A quick visit over to Victoria with Greg to visit our cousins Kirk and Todd, and uncle Kim, and their families. Keeping the great month of sport going, my bro took me to a Canucks game with his BMW corporate seats-- Row 2! Thanks, Greg!
The fun and chaos really began when Marjo arrived from Prince George (via Victoria), and Marc, Eva, Pere and Isabel arrived from Barcelona (via Calgary). We enjoyed our favourite all-you-can it sushi experience, before leaving for New Years frivolity in Whistler. After meeting my brother and Stacey, we spent New Years Eve at Tommy Africa's, which was actually a lot of fun, and played great 80s music.
After a needed day of recovery (and shopping) we hit the slopes and enjoyed some great sun and powder.
Capping things off the way they started, Marjo and I managed to score some tickets to the bronze medal game of the Junior Championships between Finland and the USA. Centre ice, row 7 no less! Finland comes from behind to surprise the tournament favourite 4-2. No conflict here, HyvÃ¤ Suomi!
After the others left there was barely enough time to visit Kristyn and Christer before packing up for home. Next time hopefully things will be a bit more relaxed and I'll have some more time to visit friends in Vancouver. I can't believe how quickly the time passed, and sorry that I didn't get to see more long lost friends.

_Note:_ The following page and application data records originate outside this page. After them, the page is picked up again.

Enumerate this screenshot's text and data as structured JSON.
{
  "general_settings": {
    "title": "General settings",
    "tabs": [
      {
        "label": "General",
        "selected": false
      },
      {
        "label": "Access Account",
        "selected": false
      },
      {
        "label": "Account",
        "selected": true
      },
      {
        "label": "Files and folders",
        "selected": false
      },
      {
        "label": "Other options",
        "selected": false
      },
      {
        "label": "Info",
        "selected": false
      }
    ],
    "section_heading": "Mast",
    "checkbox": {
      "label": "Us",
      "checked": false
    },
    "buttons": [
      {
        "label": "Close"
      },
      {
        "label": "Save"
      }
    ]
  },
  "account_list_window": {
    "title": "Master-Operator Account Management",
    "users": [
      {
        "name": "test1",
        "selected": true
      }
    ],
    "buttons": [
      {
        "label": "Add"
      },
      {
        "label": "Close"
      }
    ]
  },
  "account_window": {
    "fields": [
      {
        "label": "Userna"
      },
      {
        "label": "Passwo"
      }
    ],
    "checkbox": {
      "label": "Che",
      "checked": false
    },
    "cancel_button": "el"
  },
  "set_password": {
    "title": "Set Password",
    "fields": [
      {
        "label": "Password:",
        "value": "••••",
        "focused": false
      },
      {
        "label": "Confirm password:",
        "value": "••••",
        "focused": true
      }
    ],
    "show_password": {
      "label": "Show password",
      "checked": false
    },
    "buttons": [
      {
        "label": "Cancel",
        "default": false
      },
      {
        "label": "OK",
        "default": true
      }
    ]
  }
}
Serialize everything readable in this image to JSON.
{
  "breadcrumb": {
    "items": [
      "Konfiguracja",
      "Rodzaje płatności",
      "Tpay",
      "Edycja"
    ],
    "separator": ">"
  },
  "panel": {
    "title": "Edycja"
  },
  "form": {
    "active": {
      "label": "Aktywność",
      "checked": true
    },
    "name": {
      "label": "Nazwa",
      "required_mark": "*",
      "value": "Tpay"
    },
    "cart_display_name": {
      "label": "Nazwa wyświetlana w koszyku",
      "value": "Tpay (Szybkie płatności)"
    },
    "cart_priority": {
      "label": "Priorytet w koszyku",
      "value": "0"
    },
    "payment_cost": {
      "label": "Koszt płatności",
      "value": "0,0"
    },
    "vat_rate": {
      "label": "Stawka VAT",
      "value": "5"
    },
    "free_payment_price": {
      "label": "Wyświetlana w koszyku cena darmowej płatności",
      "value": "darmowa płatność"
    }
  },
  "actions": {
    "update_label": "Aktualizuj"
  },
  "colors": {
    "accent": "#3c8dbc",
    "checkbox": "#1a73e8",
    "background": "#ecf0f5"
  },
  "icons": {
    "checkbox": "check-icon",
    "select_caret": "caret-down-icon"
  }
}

More photos from the trip in PhotoSpace.
Despite being a pretty serious gadget freak, I'm often shockingly behind the times for de rigeur pieces of kit. To wit, I only got my first digital camera two years ago. I only got a DVD drive this year (and I still don't have a DVD burner). The killer is that the last printer I owned was a HP 500C. Now, don't get me wrong, this baby was cutting edge colour technology for like 1990 (my dad is still using it, although he wants me to get him a new one this Christmas). How is it, you ask, that a wired guy like me can have survived for so long without a printer? Most of what I need a printer for is for work (articles, reports, drafts, notes, etc) and maybe a few 'personal' items once in a while pass through the network lasers, but to be honest not really that much. My print demands are pretty low. Those times I've found myself wanting a nice print of a photo I've taken, I've used a photo printing service here in Rovaniemi (www.efoto.fi). Considering the exploitative pricing of inkjet cartridges, paying 0.20â‚¬ for a nice glossy professionally printed photo is a bargain. So really the only printing need I have that is not being met is making CD covers and labels for my mixes for friends.
So why aren't there many services out there that specialize in doing one-off CD covers and labels. It could be a natural extension of existing photo printing services? It's really just another format and paper stock. Users could upload files in common CD label software file formats (Roxio, Acoustica) and receive professional grade covers for their mixes in the mail. It seems such services exist elsewhere, but does anyone know of anyone in Finland who does this? I checked CDlinja.fi, but they seem to only do commercial CD duplication and production.
A group of us got together last night for a sausage-making course at the Martta organization ("founded in 1899 to promote the quality and standard of life in the home. It also carries out cultural and civic education"). There were ten of us, and five different sausage recipes: American breakfast, Italian fennel, reindeer, mushroom and pork, and Christmas. As I guessed, sausage making is both fun and messy. Although we were using improvised devices like sliced-up plastic ketchup bottles, I'm hoping for something a little more high-tech.
So I'll leave you with a rather flavourful recipe for joulumakkara (Christmas sausage), that is flavoured rather like mulled wine or Christmas cake.
300g laihaa sianlihaa 300g naudanlihaa 300g silavaa 1dl madeiraa 1/2dl konjakkia rohouittua mustapippuria 1/2tl jauhettua neilikkaa 1/2tl jauhettua inkivÃ¤Ã¤riÃ¤ 1/2 jauhettua kanelia 2dl korintteja suolaa